  • The Asian hornet

The Asian hornet was probably introduced by the ceramic trade originating in the Chinese province in 2004. In 2020, the hornet would have colonized almost all of France, and reached Portugal, Spain, Italy, Germany, the Belgium, Great Britain and the Netherlands. This hornet particularly attacks worker bees and destroys beehives.

  • The Floating primrose-willow

Originally from South America, this aquatic herb was accidentally introduced into Australia and Europe. In France, it was reported from 1820-1830 and is today considered one of the most problematic invasive plants in France. It competes with the submerged aquatic flora by preventing the penetration of light towards the bottom and causes a reduction in the oxygen level in the water, thus limiting the survival of most animal species.

The Asian hornet Vespa velutina © Nicolas Y. D. TIREL
The Floating primrose-willow Ludwigia peploides © Père Igor









And Overseas?

Island environments are strongly impacted by IAS because they have small areas, high rates of endemism and geographic isolation.

  • The Black Rat on different islands

Native to tropical Asia, the species would have colonized the Near East in Roman times before invading Europe in the 8th century using boats. Present on many overseas islands, it threatens certain bird species in particular by consuming eggs and chicks. The rat is also a vector or reservoir of certain diseases such as leptospirosis, plague or bilharziasis.

  • The Hiptage on Reunion Island

Native to India and Southeast Asia, this lianescent bramble was introduced around 1915 and now invades the semi-dry forests of the island. She suffocates the canopy by surrounding herself around the trees.

Black rat Rattus rattus © CSIRO
Hiptage Hiptage benghalensis © Forestowlet










  • The red lionfish in the Caribbean

Originally found in the Pacific Ocean and the eastern Indian Ocean, the species was introduced in 1992 in the West Atlantic Ocean, probably by releases from aquarium animals. The species creates an imbalance within the Caribbean reefs because it is very voracious and consumes the juveniles of many species while having no predator in this region.

  • The Swamp harrier in French Polynesia

Diurnal raptor native to the western Pacific (New Zealand, Australia, New Guinea), the species was introduced to Tahiti in 1885 by the German Consul with the intention of limiting the number of rats.
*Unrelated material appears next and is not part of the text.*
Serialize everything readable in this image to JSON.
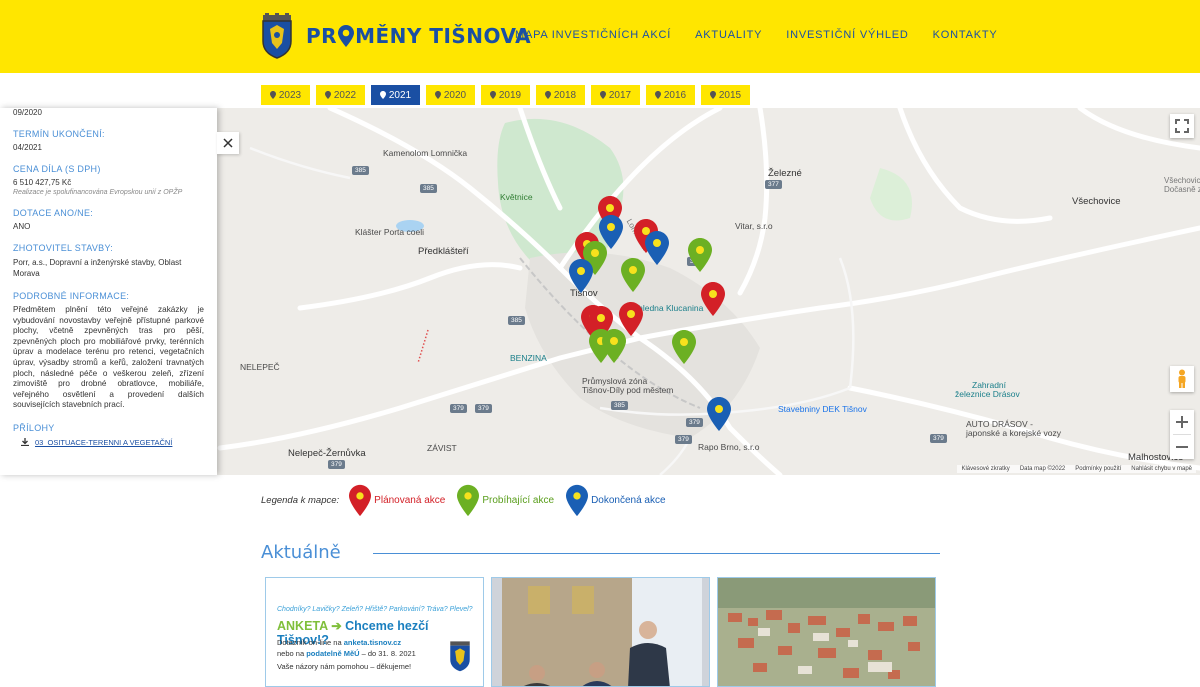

It then colonized many islands in French Polynesia and caused significant damage to the avifauna of these territories.

The red lionfish Pterois volitans © Jens Petersen
The Swamp harrier Circus approximans © Jude











One of the priorities of the LIFE BIODIV’OM is to put in place actions to manage these invasive alien species that threaten the biodiversity of the overseas territories.

  • In Reunion island, Mayotte and Martinique, rat management methods will be deployed in order to reduce their population in the territory of the Tuit-tuit, the Madagascar pond-heron and the White breasted trasher.
  • In Martinique, methods will also be implemented to limit the impact of mongooses on the White breasted trasher.
  • In French Guyana, management techniques will be implemented to reduce the area of Acacia mangium on the Guyana savannas and tests will be carried out on the Niaouli, a species also threatening the Guyana savannas.